EXTRACTED DATA: Begin

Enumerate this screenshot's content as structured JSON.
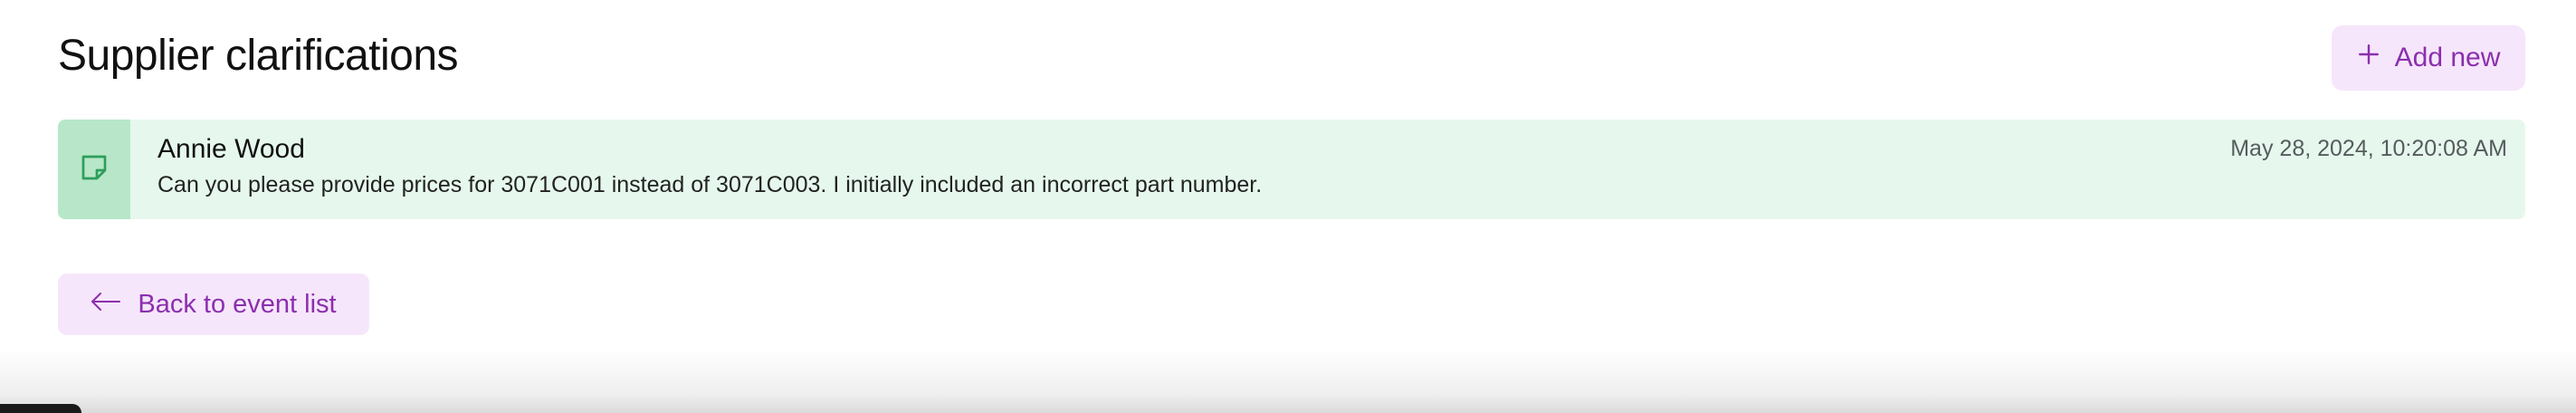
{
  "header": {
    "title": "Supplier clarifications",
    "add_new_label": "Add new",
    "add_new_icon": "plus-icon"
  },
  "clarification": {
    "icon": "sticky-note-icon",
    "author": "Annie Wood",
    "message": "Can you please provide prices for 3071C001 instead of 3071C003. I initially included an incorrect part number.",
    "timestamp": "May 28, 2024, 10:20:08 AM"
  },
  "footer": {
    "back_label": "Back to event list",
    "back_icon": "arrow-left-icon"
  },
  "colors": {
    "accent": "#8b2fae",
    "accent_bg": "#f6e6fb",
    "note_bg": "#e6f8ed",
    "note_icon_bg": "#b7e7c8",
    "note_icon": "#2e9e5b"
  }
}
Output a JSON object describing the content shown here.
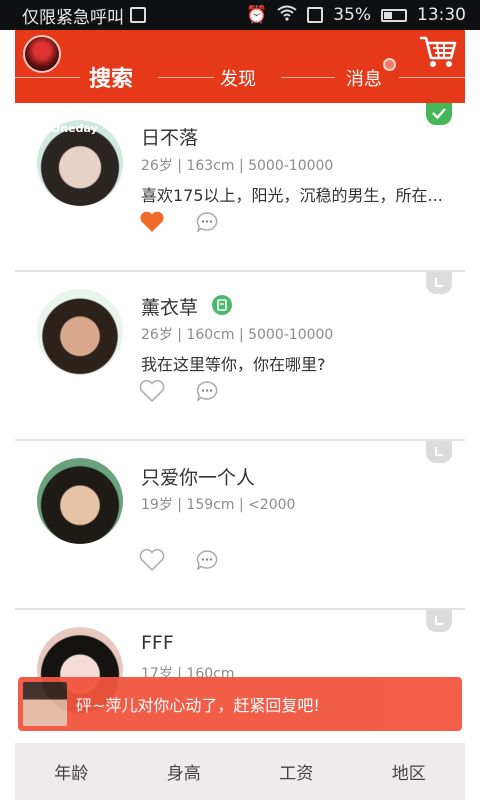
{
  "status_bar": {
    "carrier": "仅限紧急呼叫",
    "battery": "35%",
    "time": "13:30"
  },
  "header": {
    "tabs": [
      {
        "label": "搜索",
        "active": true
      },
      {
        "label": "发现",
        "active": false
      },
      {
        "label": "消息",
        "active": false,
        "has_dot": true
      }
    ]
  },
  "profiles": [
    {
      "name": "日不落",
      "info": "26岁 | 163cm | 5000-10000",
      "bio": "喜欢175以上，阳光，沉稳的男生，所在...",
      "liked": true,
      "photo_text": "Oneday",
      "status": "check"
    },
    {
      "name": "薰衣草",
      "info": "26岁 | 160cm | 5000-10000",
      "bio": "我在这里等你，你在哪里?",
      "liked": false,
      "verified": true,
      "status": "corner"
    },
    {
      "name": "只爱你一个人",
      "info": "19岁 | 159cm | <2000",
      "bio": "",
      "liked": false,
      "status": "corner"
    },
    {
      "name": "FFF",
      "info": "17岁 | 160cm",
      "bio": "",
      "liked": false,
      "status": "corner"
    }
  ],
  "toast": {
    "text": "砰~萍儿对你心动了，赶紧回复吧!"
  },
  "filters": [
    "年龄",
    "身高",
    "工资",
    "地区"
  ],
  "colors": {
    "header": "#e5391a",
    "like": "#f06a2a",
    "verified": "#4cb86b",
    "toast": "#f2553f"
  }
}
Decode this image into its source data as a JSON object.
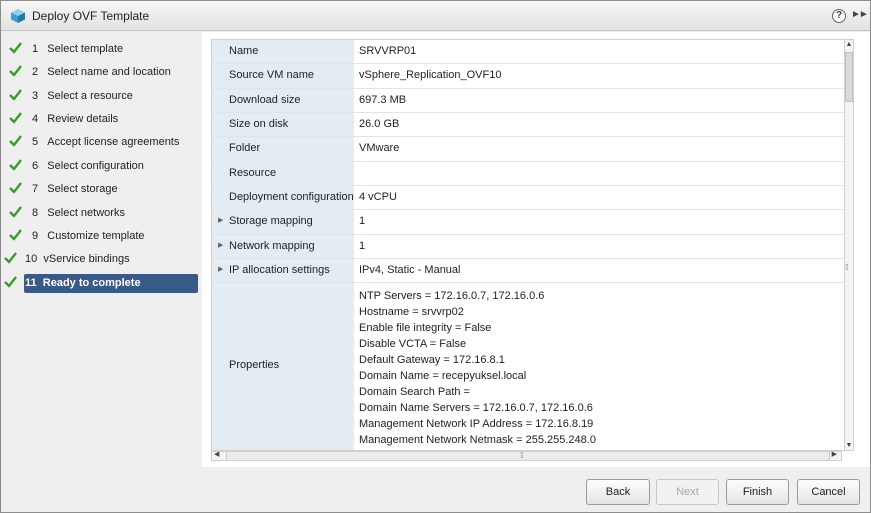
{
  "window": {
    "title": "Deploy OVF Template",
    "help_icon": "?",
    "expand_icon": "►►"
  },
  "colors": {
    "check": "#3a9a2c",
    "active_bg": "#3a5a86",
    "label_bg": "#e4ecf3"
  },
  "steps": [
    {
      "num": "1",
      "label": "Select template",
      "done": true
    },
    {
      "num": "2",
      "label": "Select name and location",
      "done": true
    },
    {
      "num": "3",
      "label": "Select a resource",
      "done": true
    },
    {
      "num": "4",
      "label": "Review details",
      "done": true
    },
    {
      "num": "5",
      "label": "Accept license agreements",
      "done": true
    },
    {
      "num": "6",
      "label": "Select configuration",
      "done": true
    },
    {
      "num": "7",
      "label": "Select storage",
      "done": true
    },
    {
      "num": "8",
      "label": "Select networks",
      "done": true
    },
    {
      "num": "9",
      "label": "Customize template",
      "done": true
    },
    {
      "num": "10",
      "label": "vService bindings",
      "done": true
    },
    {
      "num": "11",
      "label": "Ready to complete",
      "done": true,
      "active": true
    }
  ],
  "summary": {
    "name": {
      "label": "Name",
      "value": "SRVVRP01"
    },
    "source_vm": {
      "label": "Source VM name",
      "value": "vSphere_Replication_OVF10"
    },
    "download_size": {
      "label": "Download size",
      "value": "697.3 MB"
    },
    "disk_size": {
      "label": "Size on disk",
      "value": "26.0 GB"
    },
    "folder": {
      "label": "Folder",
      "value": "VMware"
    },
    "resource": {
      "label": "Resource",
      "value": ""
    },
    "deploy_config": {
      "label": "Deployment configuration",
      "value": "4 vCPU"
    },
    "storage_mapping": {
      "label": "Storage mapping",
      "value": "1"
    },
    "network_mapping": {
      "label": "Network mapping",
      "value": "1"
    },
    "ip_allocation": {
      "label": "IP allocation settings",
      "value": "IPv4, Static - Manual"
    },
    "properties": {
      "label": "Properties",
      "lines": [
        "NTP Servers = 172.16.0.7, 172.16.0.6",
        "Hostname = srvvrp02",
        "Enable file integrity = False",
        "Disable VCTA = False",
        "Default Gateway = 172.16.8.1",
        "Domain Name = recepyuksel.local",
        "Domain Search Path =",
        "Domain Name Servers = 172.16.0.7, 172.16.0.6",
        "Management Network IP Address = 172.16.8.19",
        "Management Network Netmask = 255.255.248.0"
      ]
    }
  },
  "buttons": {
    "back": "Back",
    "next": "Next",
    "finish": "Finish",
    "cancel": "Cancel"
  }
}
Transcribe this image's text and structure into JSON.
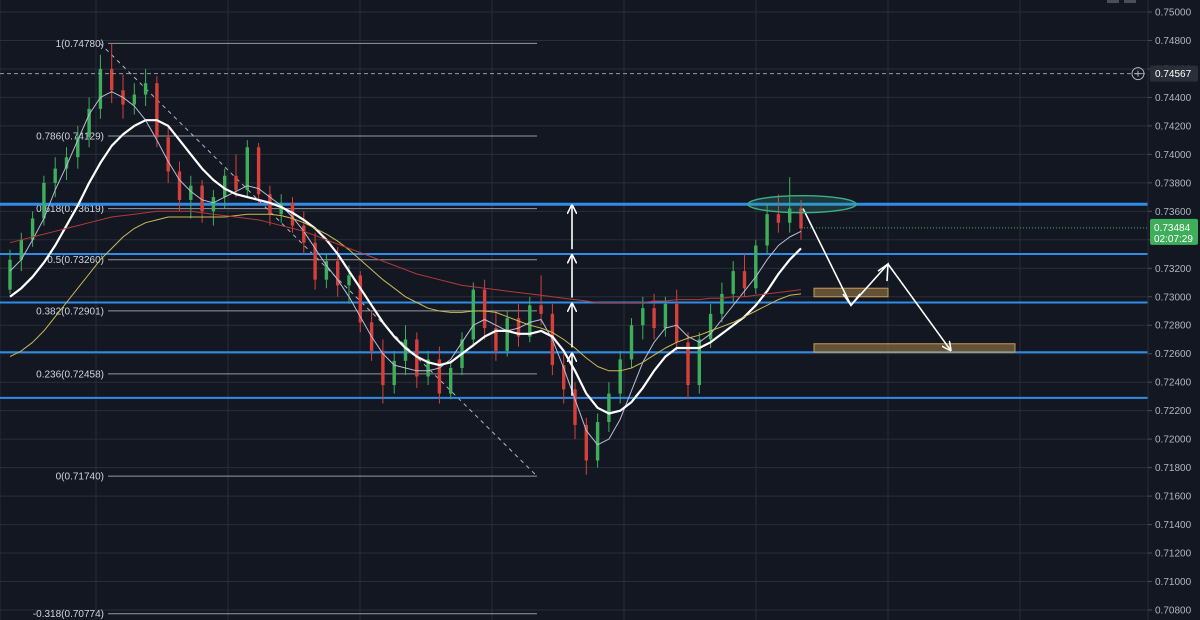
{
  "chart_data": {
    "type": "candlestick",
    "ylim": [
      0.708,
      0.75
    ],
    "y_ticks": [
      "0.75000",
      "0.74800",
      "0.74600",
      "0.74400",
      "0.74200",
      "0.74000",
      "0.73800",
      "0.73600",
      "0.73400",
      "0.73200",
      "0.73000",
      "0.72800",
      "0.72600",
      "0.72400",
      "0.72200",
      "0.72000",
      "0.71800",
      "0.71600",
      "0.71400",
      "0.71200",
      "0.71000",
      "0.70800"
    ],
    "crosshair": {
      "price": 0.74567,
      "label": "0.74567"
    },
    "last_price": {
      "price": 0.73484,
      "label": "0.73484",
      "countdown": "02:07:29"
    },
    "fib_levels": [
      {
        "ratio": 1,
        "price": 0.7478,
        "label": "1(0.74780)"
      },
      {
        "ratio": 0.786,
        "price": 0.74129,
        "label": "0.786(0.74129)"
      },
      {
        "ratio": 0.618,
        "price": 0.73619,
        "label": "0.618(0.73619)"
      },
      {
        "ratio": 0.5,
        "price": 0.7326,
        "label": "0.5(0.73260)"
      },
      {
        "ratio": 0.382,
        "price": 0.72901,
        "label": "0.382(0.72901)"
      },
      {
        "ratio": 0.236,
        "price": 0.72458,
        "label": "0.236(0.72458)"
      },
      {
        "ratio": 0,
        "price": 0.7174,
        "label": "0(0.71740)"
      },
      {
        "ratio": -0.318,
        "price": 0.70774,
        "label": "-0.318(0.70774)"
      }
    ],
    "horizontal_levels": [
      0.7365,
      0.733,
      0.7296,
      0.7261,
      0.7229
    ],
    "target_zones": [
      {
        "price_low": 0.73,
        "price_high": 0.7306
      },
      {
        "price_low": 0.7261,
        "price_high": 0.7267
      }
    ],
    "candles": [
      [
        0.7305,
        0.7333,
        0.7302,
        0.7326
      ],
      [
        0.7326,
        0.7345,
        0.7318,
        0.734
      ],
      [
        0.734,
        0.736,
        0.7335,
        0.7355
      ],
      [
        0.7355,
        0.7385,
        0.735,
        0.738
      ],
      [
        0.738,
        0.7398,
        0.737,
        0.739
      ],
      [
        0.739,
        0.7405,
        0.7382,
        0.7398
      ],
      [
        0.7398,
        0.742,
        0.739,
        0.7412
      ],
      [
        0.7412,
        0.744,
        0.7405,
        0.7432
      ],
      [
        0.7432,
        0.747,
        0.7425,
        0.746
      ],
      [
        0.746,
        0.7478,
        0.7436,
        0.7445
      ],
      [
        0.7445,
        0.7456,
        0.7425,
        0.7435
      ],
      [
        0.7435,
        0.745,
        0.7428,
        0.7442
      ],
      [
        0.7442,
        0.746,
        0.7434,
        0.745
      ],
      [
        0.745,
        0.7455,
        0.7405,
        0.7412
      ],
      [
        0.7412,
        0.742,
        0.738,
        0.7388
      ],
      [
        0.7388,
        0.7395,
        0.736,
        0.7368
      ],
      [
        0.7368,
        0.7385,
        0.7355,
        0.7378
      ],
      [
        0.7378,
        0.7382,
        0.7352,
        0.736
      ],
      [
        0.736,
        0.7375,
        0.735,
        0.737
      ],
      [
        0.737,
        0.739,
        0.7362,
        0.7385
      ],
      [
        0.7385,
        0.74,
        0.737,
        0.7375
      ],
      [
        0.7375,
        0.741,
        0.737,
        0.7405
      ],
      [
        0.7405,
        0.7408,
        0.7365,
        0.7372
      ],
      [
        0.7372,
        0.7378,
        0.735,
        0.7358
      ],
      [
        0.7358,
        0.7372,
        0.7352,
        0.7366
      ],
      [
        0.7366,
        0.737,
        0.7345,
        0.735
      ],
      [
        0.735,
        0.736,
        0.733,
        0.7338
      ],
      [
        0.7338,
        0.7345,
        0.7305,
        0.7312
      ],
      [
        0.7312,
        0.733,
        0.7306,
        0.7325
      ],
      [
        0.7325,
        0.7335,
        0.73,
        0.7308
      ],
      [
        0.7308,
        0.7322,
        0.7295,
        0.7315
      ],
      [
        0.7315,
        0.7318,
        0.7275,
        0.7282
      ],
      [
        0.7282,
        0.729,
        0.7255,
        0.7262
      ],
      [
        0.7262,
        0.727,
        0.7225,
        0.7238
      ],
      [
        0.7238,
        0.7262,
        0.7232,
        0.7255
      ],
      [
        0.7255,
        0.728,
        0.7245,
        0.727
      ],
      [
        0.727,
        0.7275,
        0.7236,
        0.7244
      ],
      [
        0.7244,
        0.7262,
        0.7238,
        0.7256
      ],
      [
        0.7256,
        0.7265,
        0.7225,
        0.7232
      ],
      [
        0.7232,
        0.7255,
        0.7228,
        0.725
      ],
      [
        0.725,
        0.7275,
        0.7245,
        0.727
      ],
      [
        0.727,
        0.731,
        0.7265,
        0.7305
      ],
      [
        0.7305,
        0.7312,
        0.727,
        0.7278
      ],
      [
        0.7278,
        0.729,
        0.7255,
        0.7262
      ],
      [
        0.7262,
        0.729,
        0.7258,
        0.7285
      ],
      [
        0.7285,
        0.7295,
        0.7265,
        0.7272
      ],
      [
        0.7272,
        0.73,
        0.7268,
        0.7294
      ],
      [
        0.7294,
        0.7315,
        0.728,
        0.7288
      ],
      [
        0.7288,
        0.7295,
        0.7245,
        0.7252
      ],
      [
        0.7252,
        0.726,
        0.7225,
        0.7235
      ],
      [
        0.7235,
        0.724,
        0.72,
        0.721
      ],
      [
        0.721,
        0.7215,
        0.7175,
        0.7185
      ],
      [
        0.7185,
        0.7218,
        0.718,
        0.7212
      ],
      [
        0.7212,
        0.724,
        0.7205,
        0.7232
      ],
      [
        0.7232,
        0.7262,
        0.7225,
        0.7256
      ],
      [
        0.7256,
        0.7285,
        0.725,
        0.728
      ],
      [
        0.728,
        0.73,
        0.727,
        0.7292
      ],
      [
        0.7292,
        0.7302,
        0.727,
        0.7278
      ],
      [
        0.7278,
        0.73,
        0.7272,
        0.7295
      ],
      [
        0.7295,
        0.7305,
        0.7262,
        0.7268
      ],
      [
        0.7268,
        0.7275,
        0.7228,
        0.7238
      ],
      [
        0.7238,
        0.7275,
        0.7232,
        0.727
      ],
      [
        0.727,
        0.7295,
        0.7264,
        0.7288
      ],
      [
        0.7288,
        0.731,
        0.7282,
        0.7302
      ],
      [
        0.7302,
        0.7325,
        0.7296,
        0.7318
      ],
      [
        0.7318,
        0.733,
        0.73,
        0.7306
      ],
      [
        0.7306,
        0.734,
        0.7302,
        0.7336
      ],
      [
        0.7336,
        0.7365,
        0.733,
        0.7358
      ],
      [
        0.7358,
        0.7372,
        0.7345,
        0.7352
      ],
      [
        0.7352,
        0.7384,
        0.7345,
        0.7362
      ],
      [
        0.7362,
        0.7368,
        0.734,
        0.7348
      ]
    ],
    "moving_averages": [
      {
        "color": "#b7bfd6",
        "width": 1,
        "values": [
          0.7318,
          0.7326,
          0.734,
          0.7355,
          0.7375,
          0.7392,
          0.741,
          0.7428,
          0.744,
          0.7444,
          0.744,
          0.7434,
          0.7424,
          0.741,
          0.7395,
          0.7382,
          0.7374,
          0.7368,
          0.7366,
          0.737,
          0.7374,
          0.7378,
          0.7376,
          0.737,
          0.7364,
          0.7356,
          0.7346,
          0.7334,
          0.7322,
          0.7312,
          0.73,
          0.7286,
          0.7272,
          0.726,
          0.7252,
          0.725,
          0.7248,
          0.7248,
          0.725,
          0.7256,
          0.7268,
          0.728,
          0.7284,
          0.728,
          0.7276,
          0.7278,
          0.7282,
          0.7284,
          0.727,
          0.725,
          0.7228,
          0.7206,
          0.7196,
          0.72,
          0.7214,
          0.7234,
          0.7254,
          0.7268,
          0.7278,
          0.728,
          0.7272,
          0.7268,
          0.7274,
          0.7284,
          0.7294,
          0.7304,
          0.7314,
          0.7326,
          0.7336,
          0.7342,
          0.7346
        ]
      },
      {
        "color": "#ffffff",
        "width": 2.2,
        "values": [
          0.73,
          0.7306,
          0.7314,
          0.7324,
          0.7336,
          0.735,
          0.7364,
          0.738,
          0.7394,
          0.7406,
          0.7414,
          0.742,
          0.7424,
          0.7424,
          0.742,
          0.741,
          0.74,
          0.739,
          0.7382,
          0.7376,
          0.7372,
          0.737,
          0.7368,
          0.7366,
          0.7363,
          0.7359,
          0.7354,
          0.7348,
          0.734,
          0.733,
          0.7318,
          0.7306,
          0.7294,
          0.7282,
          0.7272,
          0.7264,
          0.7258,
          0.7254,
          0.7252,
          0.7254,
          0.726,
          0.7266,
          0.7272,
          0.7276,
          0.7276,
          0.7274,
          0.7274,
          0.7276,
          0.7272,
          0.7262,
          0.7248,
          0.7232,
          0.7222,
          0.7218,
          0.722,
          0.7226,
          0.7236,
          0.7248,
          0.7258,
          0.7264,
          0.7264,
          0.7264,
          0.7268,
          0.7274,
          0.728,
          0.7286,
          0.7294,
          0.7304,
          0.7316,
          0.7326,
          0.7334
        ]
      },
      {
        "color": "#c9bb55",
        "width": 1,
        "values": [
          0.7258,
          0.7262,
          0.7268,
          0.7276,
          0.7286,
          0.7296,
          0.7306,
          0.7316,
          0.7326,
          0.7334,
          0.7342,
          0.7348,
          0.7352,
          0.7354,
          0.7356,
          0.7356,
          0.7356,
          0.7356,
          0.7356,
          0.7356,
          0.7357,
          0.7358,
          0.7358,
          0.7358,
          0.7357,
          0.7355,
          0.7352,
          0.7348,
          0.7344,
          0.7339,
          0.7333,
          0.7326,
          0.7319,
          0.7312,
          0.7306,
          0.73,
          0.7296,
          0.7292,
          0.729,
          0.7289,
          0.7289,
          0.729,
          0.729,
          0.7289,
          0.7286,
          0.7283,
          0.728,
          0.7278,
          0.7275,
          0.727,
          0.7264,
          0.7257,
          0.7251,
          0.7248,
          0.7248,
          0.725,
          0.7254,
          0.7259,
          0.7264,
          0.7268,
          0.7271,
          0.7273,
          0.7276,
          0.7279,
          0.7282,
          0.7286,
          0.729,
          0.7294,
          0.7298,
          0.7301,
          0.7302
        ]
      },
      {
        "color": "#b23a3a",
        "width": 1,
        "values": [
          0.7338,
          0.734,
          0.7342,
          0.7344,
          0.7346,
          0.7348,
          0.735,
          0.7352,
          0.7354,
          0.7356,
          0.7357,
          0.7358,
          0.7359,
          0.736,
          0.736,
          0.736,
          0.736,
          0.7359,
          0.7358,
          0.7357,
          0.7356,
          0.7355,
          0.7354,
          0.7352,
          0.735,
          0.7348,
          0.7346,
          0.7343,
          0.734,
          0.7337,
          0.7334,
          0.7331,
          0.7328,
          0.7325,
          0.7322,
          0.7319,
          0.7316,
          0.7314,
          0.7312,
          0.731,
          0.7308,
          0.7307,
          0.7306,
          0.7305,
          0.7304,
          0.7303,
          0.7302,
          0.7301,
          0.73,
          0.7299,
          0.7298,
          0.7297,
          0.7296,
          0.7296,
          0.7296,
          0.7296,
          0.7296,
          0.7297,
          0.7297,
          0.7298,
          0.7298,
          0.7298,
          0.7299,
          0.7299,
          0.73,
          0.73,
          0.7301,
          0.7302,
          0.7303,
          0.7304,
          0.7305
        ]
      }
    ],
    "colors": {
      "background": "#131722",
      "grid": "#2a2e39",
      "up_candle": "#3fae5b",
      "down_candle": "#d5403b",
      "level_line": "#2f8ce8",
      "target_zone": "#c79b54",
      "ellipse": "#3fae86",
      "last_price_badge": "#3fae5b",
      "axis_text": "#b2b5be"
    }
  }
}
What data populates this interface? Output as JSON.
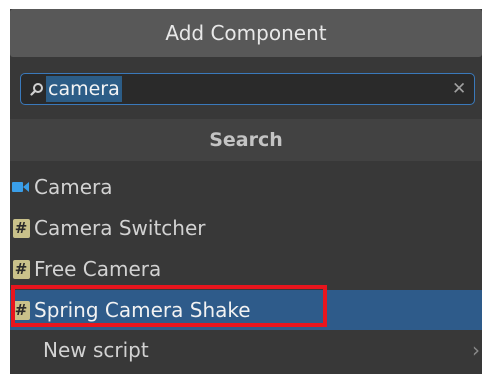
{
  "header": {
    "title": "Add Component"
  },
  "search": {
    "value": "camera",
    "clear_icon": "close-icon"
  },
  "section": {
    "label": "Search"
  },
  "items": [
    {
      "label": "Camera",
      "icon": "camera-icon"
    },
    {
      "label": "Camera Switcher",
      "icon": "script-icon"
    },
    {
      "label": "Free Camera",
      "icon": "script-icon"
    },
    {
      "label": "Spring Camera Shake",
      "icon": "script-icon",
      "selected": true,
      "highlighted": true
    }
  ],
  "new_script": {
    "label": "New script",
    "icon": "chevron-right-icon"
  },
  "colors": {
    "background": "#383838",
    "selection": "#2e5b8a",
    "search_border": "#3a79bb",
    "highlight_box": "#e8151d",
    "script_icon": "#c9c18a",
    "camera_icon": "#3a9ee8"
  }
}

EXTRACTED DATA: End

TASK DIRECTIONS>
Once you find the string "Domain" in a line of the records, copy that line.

EXPECTED ANSWER>
        "Domain Name = recepyuksel.local",
        "Domain Search Path =",
        "Domain Name Servers = 172.16.0.7, 172.16.0.6",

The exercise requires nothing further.